Epigenetic modifications comprise histone modifications, histone variants, nucleosome occupancy and DNA methylation and are crucial for organization of the genome into active chromatin (euchromatin) and repressed chromatin (heterochromatin). The functional organization of chromatin is important for regulation of transcription, cellular differentiation, and genome maintenance.
The current focus of our studies is to understand the molecular mechanisms and biological role of LSH (Lymphoid Specific Helicase) that my group has discovered. LSH mutation in humans cause the ICF4 syndrome, a complex disease with immunodeficiency, centromeric instability and several organ deficiencies.
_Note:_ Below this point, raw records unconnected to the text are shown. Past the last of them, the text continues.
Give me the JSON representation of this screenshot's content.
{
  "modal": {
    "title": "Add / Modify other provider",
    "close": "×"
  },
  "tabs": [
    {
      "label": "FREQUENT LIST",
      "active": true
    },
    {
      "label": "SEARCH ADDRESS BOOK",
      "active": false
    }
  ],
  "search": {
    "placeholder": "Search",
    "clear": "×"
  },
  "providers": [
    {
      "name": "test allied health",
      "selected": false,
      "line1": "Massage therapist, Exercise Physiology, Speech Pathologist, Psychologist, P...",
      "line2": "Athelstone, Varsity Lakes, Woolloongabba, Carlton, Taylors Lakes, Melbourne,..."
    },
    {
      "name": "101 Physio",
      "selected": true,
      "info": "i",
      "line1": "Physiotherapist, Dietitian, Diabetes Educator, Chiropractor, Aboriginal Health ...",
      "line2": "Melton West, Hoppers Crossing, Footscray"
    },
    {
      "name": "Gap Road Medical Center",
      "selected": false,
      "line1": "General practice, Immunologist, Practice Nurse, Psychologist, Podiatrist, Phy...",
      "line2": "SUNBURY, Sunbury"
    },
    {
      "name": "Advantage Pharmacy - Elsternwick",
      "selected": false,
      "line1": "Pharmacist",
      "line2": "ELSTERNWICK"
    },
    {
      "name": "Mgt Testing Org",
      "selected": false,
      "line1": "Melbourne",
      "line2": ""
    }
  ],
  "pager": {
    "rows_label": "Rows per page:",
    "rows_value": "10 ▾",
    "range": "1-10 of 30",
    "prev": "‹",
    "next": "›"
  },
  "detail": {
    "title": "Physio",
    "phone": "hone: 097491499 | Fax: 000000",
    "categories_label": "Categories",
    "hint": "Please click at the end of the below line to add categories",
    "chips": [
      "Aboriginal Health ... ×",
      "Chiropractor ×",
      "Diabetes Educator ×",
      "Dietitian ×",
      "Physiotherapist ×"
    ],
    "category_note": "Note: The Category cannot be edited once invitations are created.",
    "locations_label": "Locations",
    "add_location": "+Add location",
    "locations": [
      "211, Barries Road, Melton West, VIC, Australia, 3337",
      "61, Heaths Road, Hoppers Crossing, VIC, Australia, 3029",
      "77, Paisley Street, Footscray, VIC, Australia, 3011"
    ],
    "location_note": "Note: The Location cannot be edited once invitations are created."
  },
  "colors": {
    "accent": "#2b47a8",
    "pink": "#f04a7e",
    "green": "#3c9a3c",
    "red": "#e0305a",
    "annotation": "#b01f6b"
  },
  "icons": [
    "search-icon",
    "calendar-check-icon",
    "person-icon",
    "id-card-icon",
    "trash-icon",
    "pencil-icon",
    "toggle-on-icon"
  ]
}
Our recent work indicates that immunodeficiency upon LSH mutation is caused by a defect in immunoglobulin class switch recombination (He et al., PNAS 2020). LSH induces deposition of macroH2A in the genome (Ni et al., Nat Commun. 2020) and acts as a histone variant exchange factor (Ni and Muegge. Nucleic Acids Res. 2021). We also found that LSH-mediated replication stress and genomic instability is in part mediated via macroH2A (Xu et al., Nat.Commun. 2021). We are currently addressing the question of how LSH molecular function alters chromatin structure and maintains genomic stability and cellular differentiation. These studies should provide insights into a number of basic biologic processes that involve epigenetic modifications such as transcription, DNA repair, replication and recombination.
Qualifications and Job Details
Required and Preferred Skills
Our group is looking for a postdoctoral candidate who has an interest in the relationship between chromatin and its role in human disease. Training in biochemistry, or molecular and cellular biology is advantageous.
Interested candidates must have a Ph.D. with less than five years of relevant postdoctoral experience.
About the NCI Center for Cancer Research
The Center for Cancer Research (CCR) is home to nearly 250 basic and clinical research groups located on two campuses just outside of Washington, D.C. CCR is part of the National Cancer Institute (NCI) and makes up the largest component of the research effort at the National Institutes of Health (NIH). Centrally supported by long-term funding and a culture of complete intellectual freedom, CCR scientists are able to pursue the most important and challenging problems in cancer research. We collaborate with academic and commercial partners and advocacy groups across the world in efforts to prevent, diagnose and treat cancer and HIV/AIDS. The CCR research portfolio covers the full spectrum of biological and biomedical research. Our work ranges from basic to translational and clinical, and our clinical trials are conducted in the NIH Clinical Center, the world’s largest hospital dedicated to clinical research that offers a robust infrastructure to support CCR’s patients on an estimated 250 open studies. The success of CCR is grounded in an exceptionally strong discovery research program that provides the foundation for the seamless translation of insights from bench to bedside. Read more about CCR, the benefits of working at CCR and hear from our staff on their CCR experiences.
Frederick is the second largest city in Maryland but retains a “small town” feel, surrounded by mountain views with a vibrant Main Street community. The city offers outstanding schools, a balanced and thriving economy and a highly educated workforce.